- Solar-powered water creation from thin air offers hope in water-scarce regions, revolutionising clean water access.
- To scale up and market a cost-effective, portable solution for global water scarcity.
For years, scientists have explored atmospheric moisture as a potential source of potable water for drought-affected populations. A recent development that could provide a lifeline to regions grappling with water shortages, and is a sustainable solution to the global water crisis. It can extract and purify water from the atmosphere using solar energy, even in scorching conditions as high as 104 degrees Fahrenheit.
The researchers at The University of Texas at Austin unveiled a hydrogel capable of transforming hot air into clean drinking water using only sunlight. The newly unveiled hydrogel, engineered at a molecular level, marks a leap forward in this quest. The potential impact of this innovation is immense, offering hope to areas burdened by intense heat and limited access to clean water. The hydrogel-based device can generate between 3.5 and 7 kilograms of water per kilogram of gel material, depending on humidity levels. The hydrogel’s adaptability to microgels enables rapid and efficient water capture and release. This transformation propels the technology closer to practical application.
Guihua Yu, a materials science and engineering professor at The University of Texas at Austin, highlighted the hydrogel’s extraordinary capabilities: “With our new hydrogel, we’re not just pulling water out of thin air. We’re doing it extremely fast and without consuming too much energy. What’s fascinating about our hydrogel is how it releases water. Think about a hot summer—we could use our temperatures’ natural ups and downs, no need to crank up any heaters.” Researchers can make the water capture and release ultrafast by transforming the hydrogel into micro-sized particles. This offers a new, highly efficient type of sorbent that can significantly enhance water production by multiple daily cycles. Scaling up is the next step, to make this technology accessible to regions in dire need of a reliable source of clean drinking water, such as Ethiopia, where nearly 60% of the population lacks access to safe water.
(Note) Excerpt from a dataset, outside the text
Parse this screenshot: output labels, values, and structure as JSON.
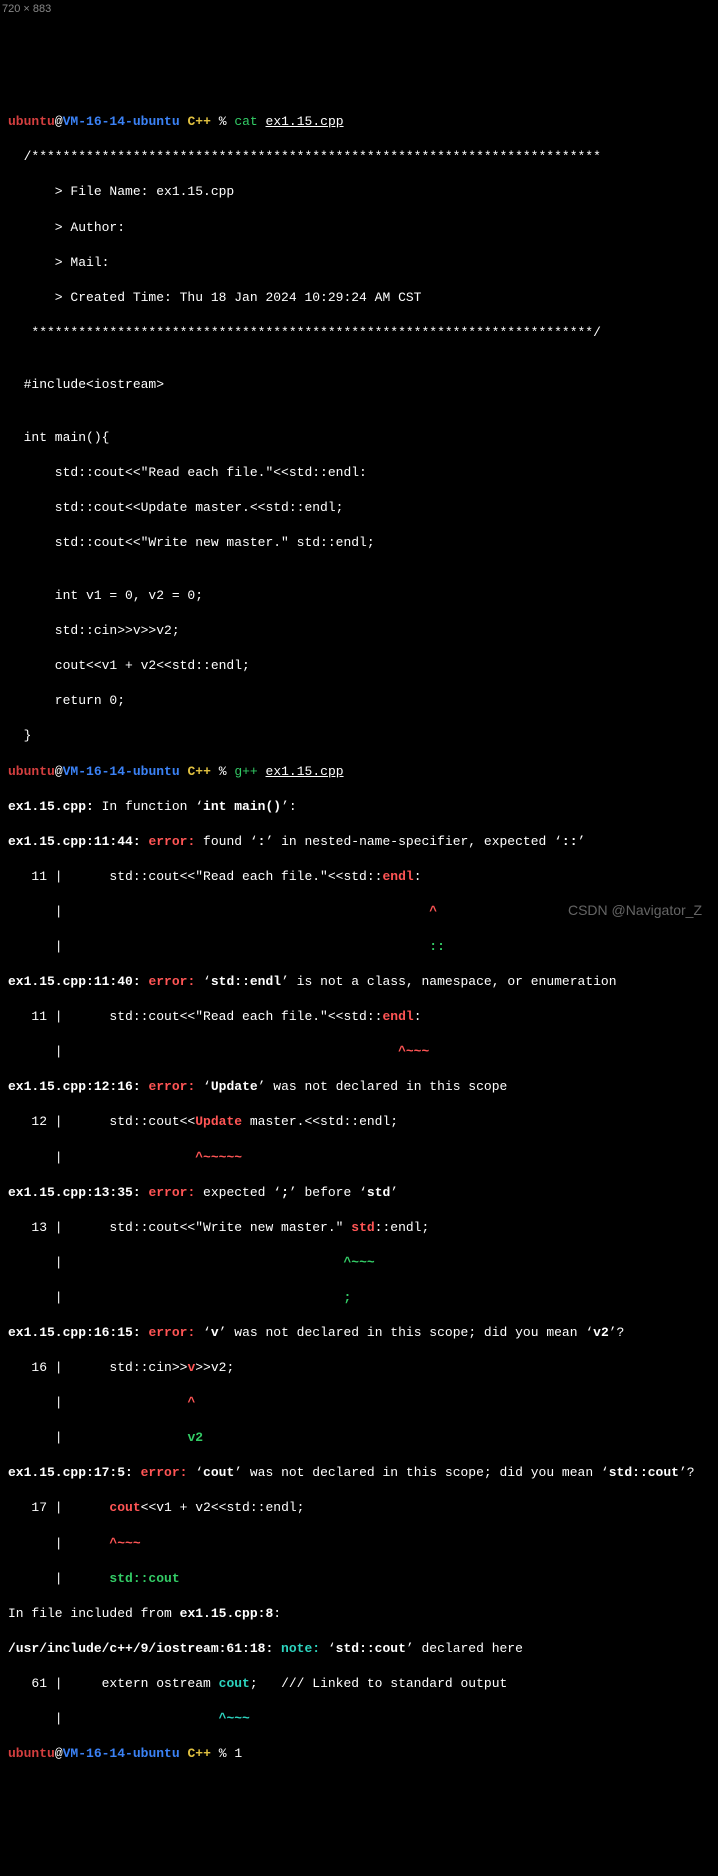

They have developed this device to be available to people worldwide who need quick and consistent access to clean, drinkable water, particularly in arid areas. The team is exploring the development of organic-based versions of the device to reduce production costs. Overcoming challenges related to scaling production and ensuring product durability are among their key priorities, along with making the device suitable for various applications and scenarios. As the world grapples with increasing water scarcity, this hydrogel technology offers hope for a more sustainable and water-abundant future.